--- Records for this exercise ---
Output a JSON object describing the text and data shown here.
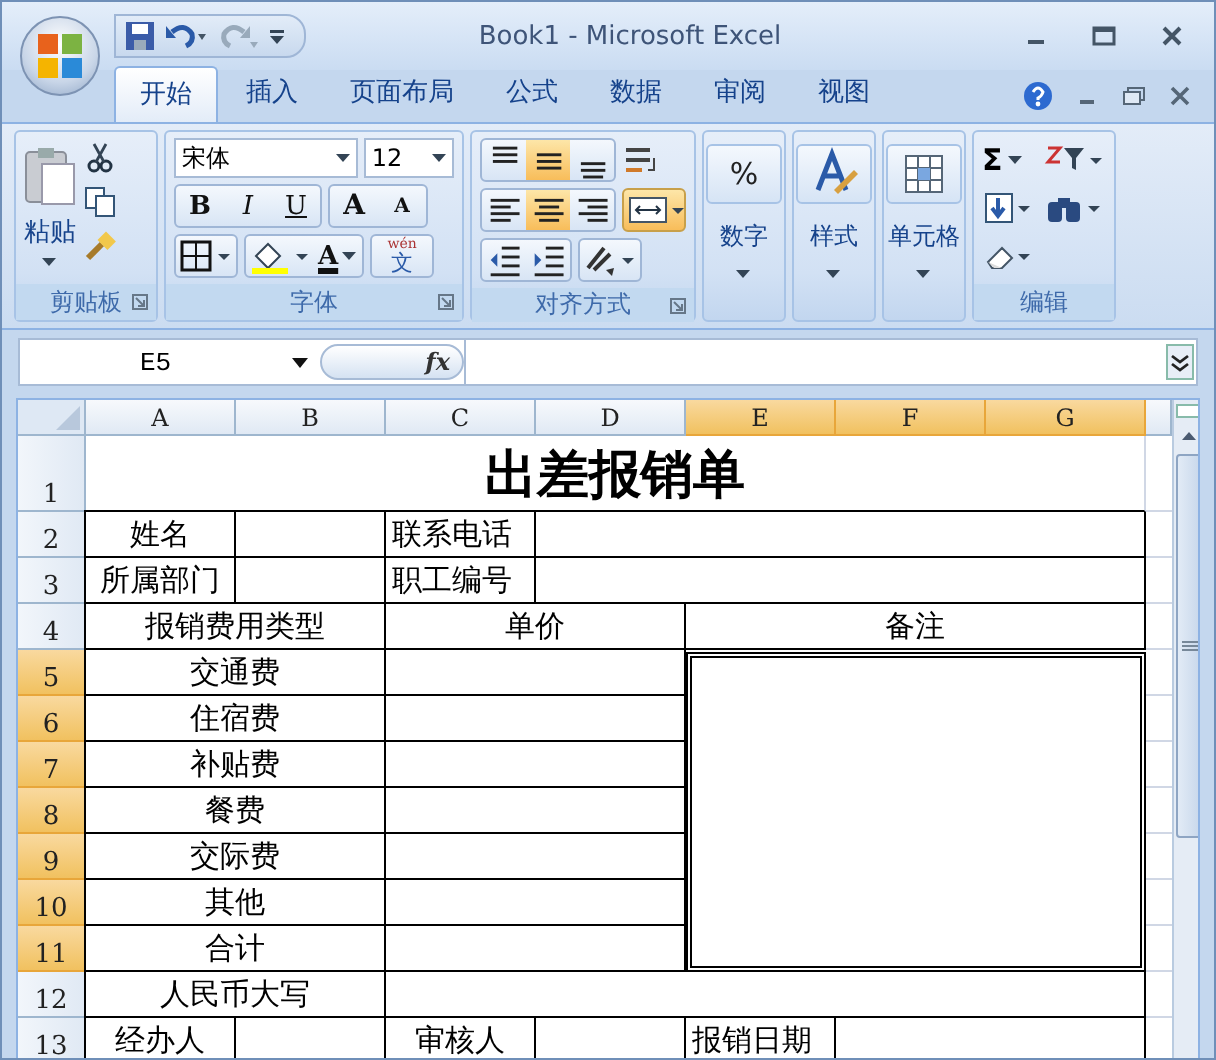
{
  "window": {
    "title": "Book1 - Microsoft Excel"
  },
  "tabs": [
    {
      "label": "开始",
      "selected": true
    },
    {
      "label": "插入",
      "selected": false
    },
    {
      "label": "页面布局",
      "selected": false
    },
    {
      "label": "公式",
      "selected": false
    },
    {
      "label": "数据",
      "selected": false
    },
    {
      "label": "审阅",
      "selected": false
    },
    {
      "label": "视图",
      "selected": false
    }
  ],
  "ribbon": {
    "clipboard": {
      "label": "剪贴板",
      "paste": "粘贴"
    },
    "font": {
      "label": "字体",
      "font_name": "宋体",
      "font_size": "12",
      "bold": "B",
      "italic": "I",
      "underline": "U",
      "grow": "A",
      "shrink": "A",
      "font_color": "A",
      "phonetic_top": "wén",
      "phonetic": "文"
    },
    "alignment": {
      "label": "对齐方式",
      "buttons": [
        {
          "kind": "top",
          "selected": false
        },
        {
          "kind": "middle",
          "selected": true
        },
        {
          "kind": "bottom",
          "selected": false
        },
        {
          "kind": "left",
          "selected": false
        },
        {
          "kind": "center",
          "selected": true
        },
        {
          "kind": "right",
          "selected": false
        }
      ],
      "merge_selected": true
    },
    "number": {
      "label": "数字",
      "symbol": "%"
    },
    "styles": {
      "label": "样式"
    },
    "cells": {
      "label": "单元格"
    },
    "editing": {
      "label": "编辑",
      "sum": "Σ"
    }
  },
  "formula_bar": {
    "name_box": "E5",
    "fx": "fx"
  },
  "columns": [
    {
      "label": "A",
      "selected": false
    },
    {
      "label": "B",
      "selected": false
    },
    {
      "label": "C",
      "selected": false
    },
    {
      "label": "D",
      "selected": false
    },
    {
      "label": "E",
      "selected": true
    },
    {
      "label": "F",
      "selected": true
    },
    {
      "label": "G",
      "selected": true
    }
  ],
  "rows": [
    {
      "number": "1",
      "selected": false,
      "cells": [
        "出差报销单"
      ]
    },
    {
      "number": "2",
      "selected": false,
      "cells": [
        "姓名",
        "联系电话"
      ]
    },
    {
      "number": "3",
      "selected": false,
      "cells": [
        "所属部门",
        "职工编号"
      ]
    },
    {
      "number": "4",
      "selected": false,
      "cells": [
        "报销费用类型",
        "单价",
        "备注"
      ]
    },
    {
      "number": "5",
      "selected": true,
      "cells": [
        "交通费"
      ]
    },
    {
      "number": "6",
      "selected": true,
      "cells": [
        "住宿费"
      ]
    },
    {
      "number": "7",
      "selected": true,
      "cells": [
        "补贴费"
      ]
    },
    {
      "number": "8",
      "selected": true,
      "cells": [
        "餐费"
      ]
    },
    {
      "number": "9",
      "selected": true,
      "cells": [
        "交际费"
      ]
    },
    {
      "number": "10",
      "selected": true,
      "cells": [
        "其他"
      ]
    },
    {
      "number": "11",
      "selected": true,
      "cells": [
        "合计"
      ]
    },
    {
      "number": "12",
      "selected": false,
      "cells": [
        "人民币大写"
      ]
    },
    {
      "number": "13",
      "selected": false,
      "cells": [
        "经办人",
        "审核人",
        "报销日期"
      ]
    }
  ]
}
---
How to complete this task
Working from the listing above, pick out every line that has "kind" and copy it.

Result of this task
          "kind": "top",
          "kind": "middle",
          "kind": "bottom",
          "kind": "left",
          "kind": "center",
          "kind": "right",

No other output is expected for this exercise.